The exercise was carried out to test the process of both the emergency services and agencies on river for the first time.
‘Exercise Anchor’ follows on from Lord Harris’s recommendations that security measures on the river be strengthened in his 2016 review of London’s terror attack preparedness.
The terrorism threat level in the UK remains at ‘severe’—meaning that an attack is ‘highly likely’.
The Met Police also ran an anti-terrorist exercise at Canary Wharf late last year to be on ‘ready alert’ should any incident break. Canary Wharf was an IRA target in 1996 when a huge Semtex bomb packed on a lorry was detonated, killing two men and injuring more than 50 other people in March that year.
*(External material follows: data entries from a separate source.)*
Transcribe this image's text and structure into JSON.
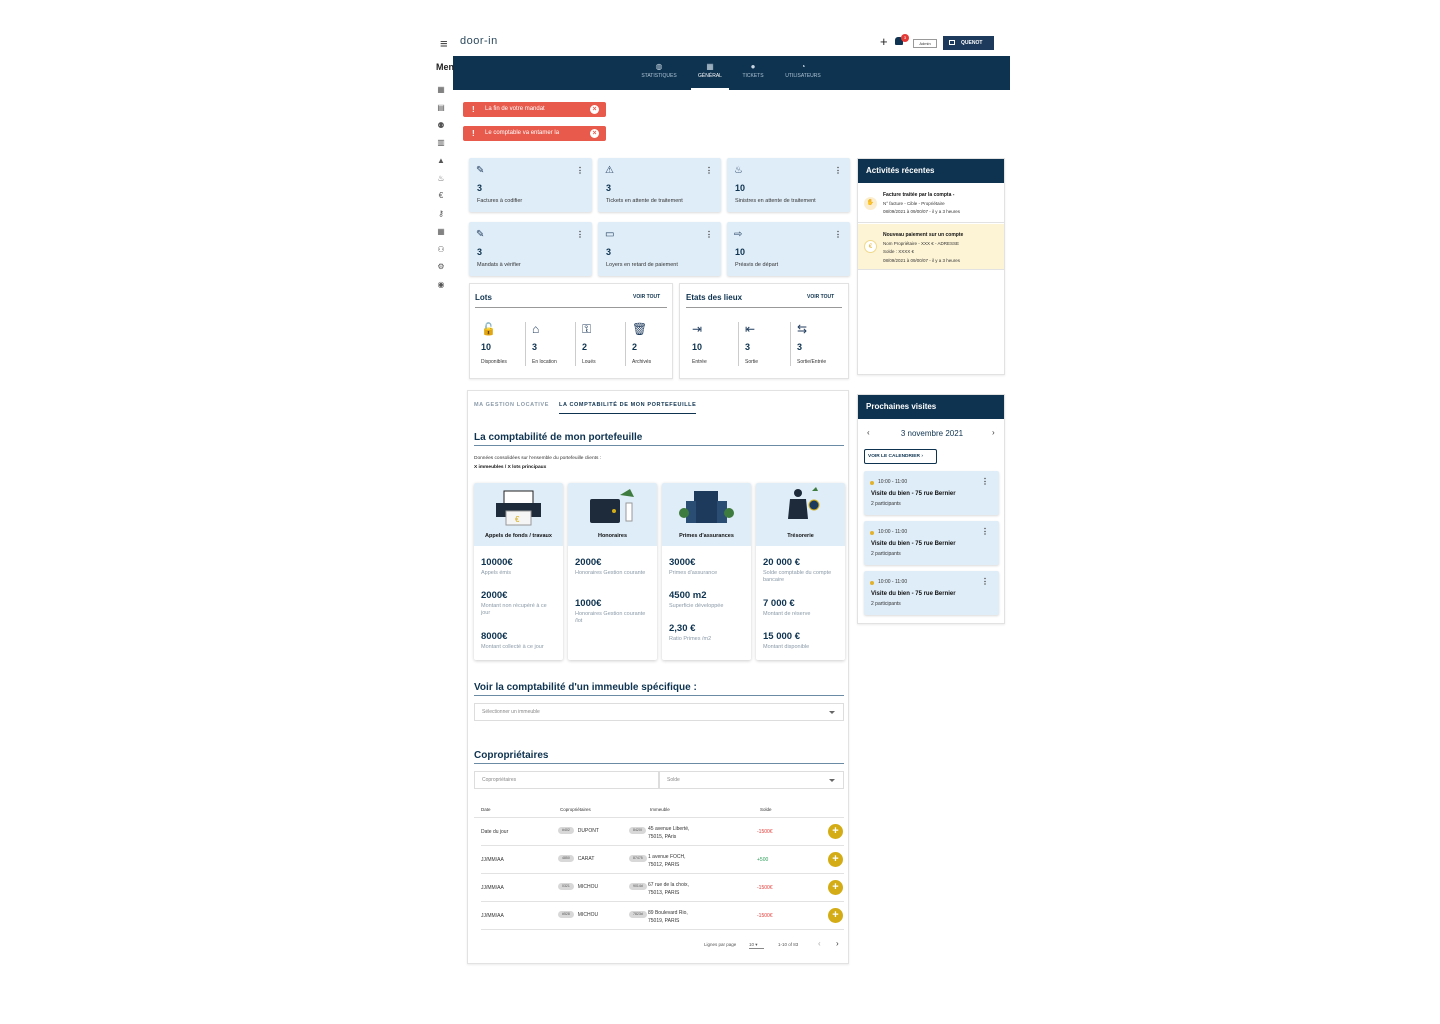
{
  "header": {
    "logo": "door-in",
    "plus": "+",
    "notif_count": "3",
    "role": "Admin",
    "account": "QUENOT"
  },
  "nav": [
    {
      "label": "STATISTIQUES",
      "icon": "globe-icon"
    },
    {
      "label": "GÉNÉRAL",
      "icon": "building-icon",
      "active": true
    },
    {
      "label": "TICKETS",
      "icon": "alert-icon"
    },
    {
      "label": "UTILISATEURS",
      "icon": "users-icon"
    }
  ],
  "sidebar": {
    "label": "Men",
    "icons": [
      "dashboard-icon",
      "contacts-icon",
      "people-icon",
      "buildings-icon",
      "warning-icon",
      "fire-icon",
      "euro-icon",
      "key-icon",
      "office-icon",
      "group-icon",
      "settings-icon",
      "account-icon"
    ]
  },
  "alerts": [
    "La fin de votre mandat",
    "Le comptable va entamer la"
  ],
  "kpis": [
    {
      "value": "3",
      "label": "Factures à codifier",
      "icon": "invoice-icon"
    },
    {
      "value": "3",
      "label": "Tickets en attente de traitement",
      "icon": "warning-icon"
    },
    {
      "value": "10",
      "label": "Sinistres en attente de traitement",
      "icon": "fire-icon"
    },
    {
      "value": "3",
      "label": "Mandats à vérifier",
      "icon": "contract-icon"
    },
    {
      "value": "3",
      "label": "Loyers  en retard de paiement",
      "icon": "card-icon"
    },
    {
      "value": "10",
      "label": "Préavis  de départ",
      "icon": "exit-door-icon"
    }
  ],
  "lots": {
    "title": "Lots",
    "voir": "VOIR TOUT",
    "items": [
      {
        "value": "10",
        "label": "Disponibles",
        "icon": "lock-icon",
        "glyph": "🔓"
      },
      {
        "value": "3",
        "label": "En location",
        "icon": "house-icon",
        "glyph": "⌂"
      },
      {
        "value": "2",
        "label": "Loués",
        "icon": "key-icon",
        "glyph": "⚿"
      },
      {
        "value": "2",
        "label": "Archivés",
        "icon": "trash-icon",
        "glyph": "🗑"
      }
    ]
  },
  "etats": {
    "title": "Etats des lieux",
    "voir": "VOIR TOUT",
    "items": [
      {
        "value": "10",
        "label": "Entrée",
        "icon": "login-icon",
        "glyph": "⇥"
      },
      {
        "value": "3",
        "label": "Sortie",
        "icon": "logout-icon",
        "glyph": "⇤"
      },
      {
        "value": "3",
        "label": "Sortie/Entrée",
        "icon": "swap-icon",
        "glyph": "⇆"
      }
    ]
  },
  "activites": {
    "title": "Activités récentes",
    "items": [
      {
        "title": "Facture traitée par la compta  -",
        "line1": "N° facture - Cible - Propriétaire",
        "line2": "08/09/2021 à 09/00/07 - il y a 3 heures"
      },
      {
        "title": "Nouveau paiement sur un compte",
        "line1": "Nom Propriétaire - XXX € - ADRESSE",
        "line2": "Solde : XXXX €",
        "line3": "08/09/2021 à 09/00/07 - il y a 3 heures"
      }
    ]
  },
  "visites": {
    "title": "Prochaines visites",
    "date": "3 novembre 2021",
    "calendar_btn": "VOIR LE CALENDRIER",
    "items": [
      {
        "time": "10:00 - 11:00",
        "name": "Visite du bien - 75 rue Bernier",
        "participants": "2 participants"
      },
      {
        "time": "10:00 - 11:00",
        "name": "Visite du bien - 75 rue Bernier",
        "participants": "2 participants"
      },
      {
        "time": "10:00 - 11:00",
        "name": "Visite du bien - 75 rue Bernier",
        "participants": "2 participants"
      }
    ]
  },
  "tabs": [
    "MA GESTION LOCATIVE",
    "LA COMPTABILITÉ DE MON PORTEFEUILLE"
  ],
  "compta": {
    "title": "La comptabilité de mon portefeuille",
    "desc1": "Données consolidées sur l'ensemble du portefeuille clients :",
    "desc2": "X immeubles / X lots principaux",
    "cards": [
      {
        "title": "Appels de fonds / travaux",
        "rows": [
          {
            "v": "10000€",
            "l": "Appels émis"
          },
          {
            "v": "2000€",
            "l": "Montant non récupéré à ce jour"
          },
          {
            "v": "8000€",
            "l": "Montant collecté à ce jour"
          }
        ]
      },
      {
        "title": "Honoraires",
        "rows": [
          {
            "v": "2000€",
            "l": "Honoraires Gestion courante"
          },
          {
            "v": "1000€",
            "l": "Honoraires Gestion courante /lot"
          }
        ]
      },
      {
        "title": "Primes d'assurances",
        "rows": [
          {
            "v": "3000€",
            "l": "Primes d'assurance"
          },
          {
            "v": "4500 m2",
            "l": "Superficie développée"
          },
          {
            "v": "2,30 €",
            "l": "Ratio Primes /m2"
          }
        ]
      },
      {
        "title": "Trésorerie",
        "rows": [
          {
            "v": "20 000 €",
            "l": "Solde comptable du compte bancaire"
          },
          {
            "v": "7 000 €",
            "l": "Montant de réserve"
          },
          {
            "v": "15 000 €",
            "l": "Montant disponible"
          }
        ]
      }
    ]
  },
  "immeuble": {
    "title": "Voir la comptabilité d'un immeuble spécifique :",
    "placeholder": "Sélectionner un immeuble"
  },
  "copro": {
    "title": "Copropriétaires",
    "filter1": "Copropriétaires",
    "filter2": "Solde",
    "headers": [
      "Date",
      "Copropriétaires",
      "Immeuble",
      "Solde"
    ],
    "rows": [
      {
        "date": "Date du jour",
        "id": "#402",
        "name": "DUPONT",
        "imm": "8420I",
        "addr1": "45 avenue Liberté,",
        "addr2": "75015, PAris",
        "solde": "-1500€",
        "neg": true
      },
      {
        "date": "JJ/MM/AA",
        "id": "4850",
        "name": "CARAT",
        "imm": "87475",
        "addr1": "1 avenue FOCH,",
        "addr2": "75012, PARIS",
        "solde": "+500",
        "neg": false
      },
      {
        "date": "JJ/MM/AA",
        "id": "0321",
        "name": "MICHOU",
        "imm": "9014d",
        "addr1": "67 rue de la choix,",
        "addr2": "75013, PARIS",
        "solde": "-1500€",
        "neg": true
      },
      {
        "date": "JJ/MM/AA",
        "id": "#528",
        "name": "MICHOU",
        "imm": "7823d",
        "addr1": "89 Boulevard Rio,",
        "addr2": "75019, PARIS",
        "solde": "-1500€",
        "neg": true
      }
    ],
    "rows_per_page_label": "Lignes par page",
    "rows_per_page": "10",
    "range": "1-10 of 83"
  }
}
Suspicious activity can be reported by the public to Scotland Yard’s Anti-Terrorist free phoneline on 0800-789321.